Dataset rows describing interfaces:

━━━━━━━━━━

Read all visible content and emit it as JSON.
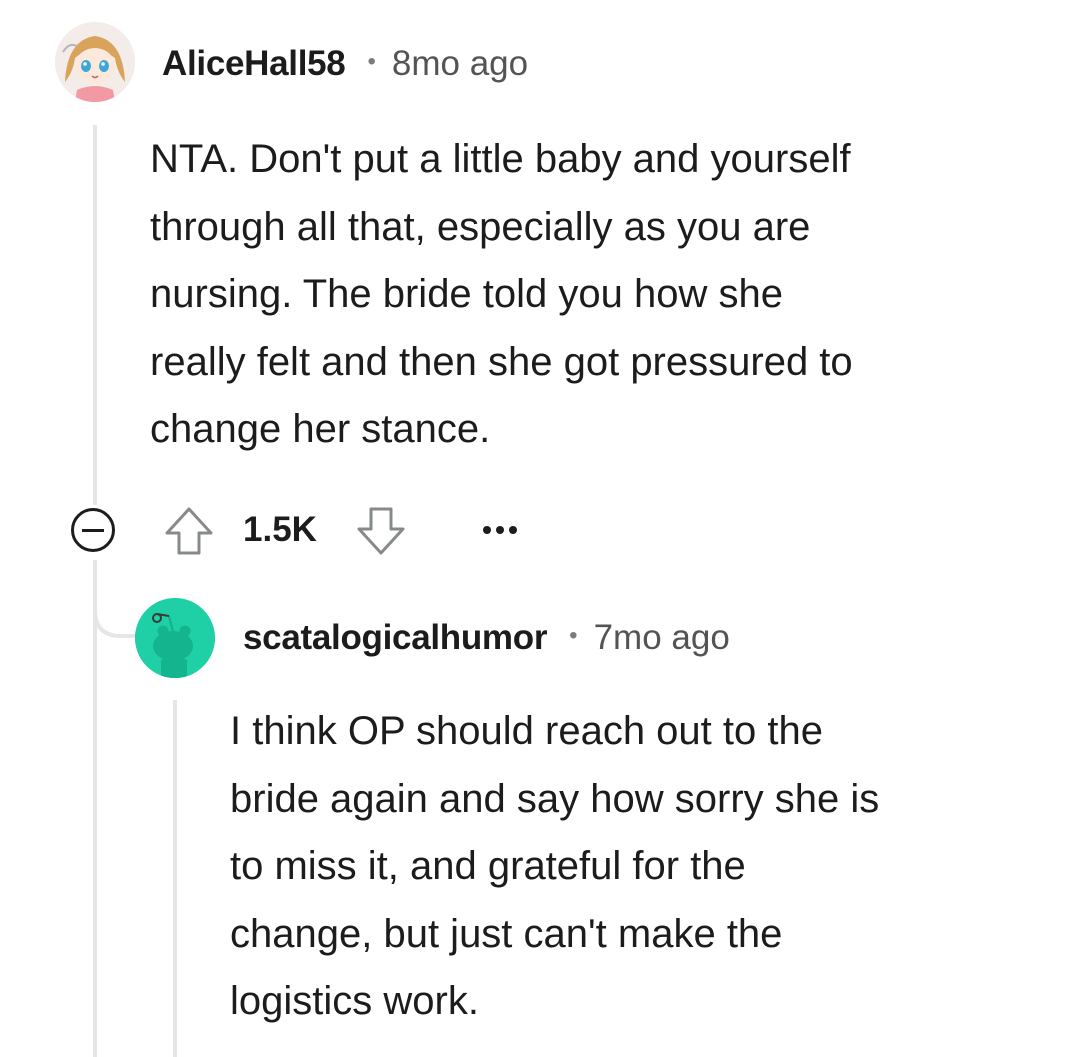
{
  "comments": [
    {
      "username": "AliceHall58",
      "separator": "•",
      "time": "8mo ago",
      "body": "NTA. Don't put a little baby and yourself\nthrough all that, especially as you are\nnursing. The bride told you how she\nreally felt and then she got pressured to\nchange her stance.",
      "score": "1.5K",
      "avatar_icon": "anime-girl-avatar-icon"
    },
    {
      "username": "scatalogicalhumor",
      "separator": "•",
      "time": "7mo ago",
      "body": "I think OP should reach out to the\nbride again and say how sorry she is\nto miss it, and grateful for the\nchange, but just can't make the\nlogistics work.",
      "avatar_icon": "snoo-avatar-icon"
    }
  ],
  "colors": {
    "reply_avatar_bg": "#1fd0a6",
    "thread_line": "#e6e6e6",
    "meta_text": "#545454"
  }
}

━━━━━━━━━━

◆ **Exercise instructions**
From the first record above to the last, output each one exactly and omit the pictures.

◆ **Exercise result**
Read all visible content and emit it as JSON.
{
  "comments": [
    {
      "username": "AliceHall58",
      "separator": "•",
      "time": "8mo ago",
      "body": "NTA. Don't put a little baby and yourself\nthrough all that, especially as you are\nnursing. The bride told you how she\nreally felt and then she got pressured to\nchange her stance.",
      "score": "1.5K",
      "avatar_icon": "anime-girl-avatar-icon"
    },
    {
      "username": "scatalogicalhumor",
      "separator": "•",
      "time": "7mo ago",
      "body": "I think OP should reach out to the\nbride again and say how sorry she is\nto miss it, and grateful for the\nchange, but just can't make the\nlogistics work.",
      "avatar_icon": "snoo-avatar-icon"
    }
  ],
  "colors": {
    "reply_avatar_bg": "#1fd0a6",
    "thread_line": "#e6e6e6",
    "meta_text": "#545454"
  }
}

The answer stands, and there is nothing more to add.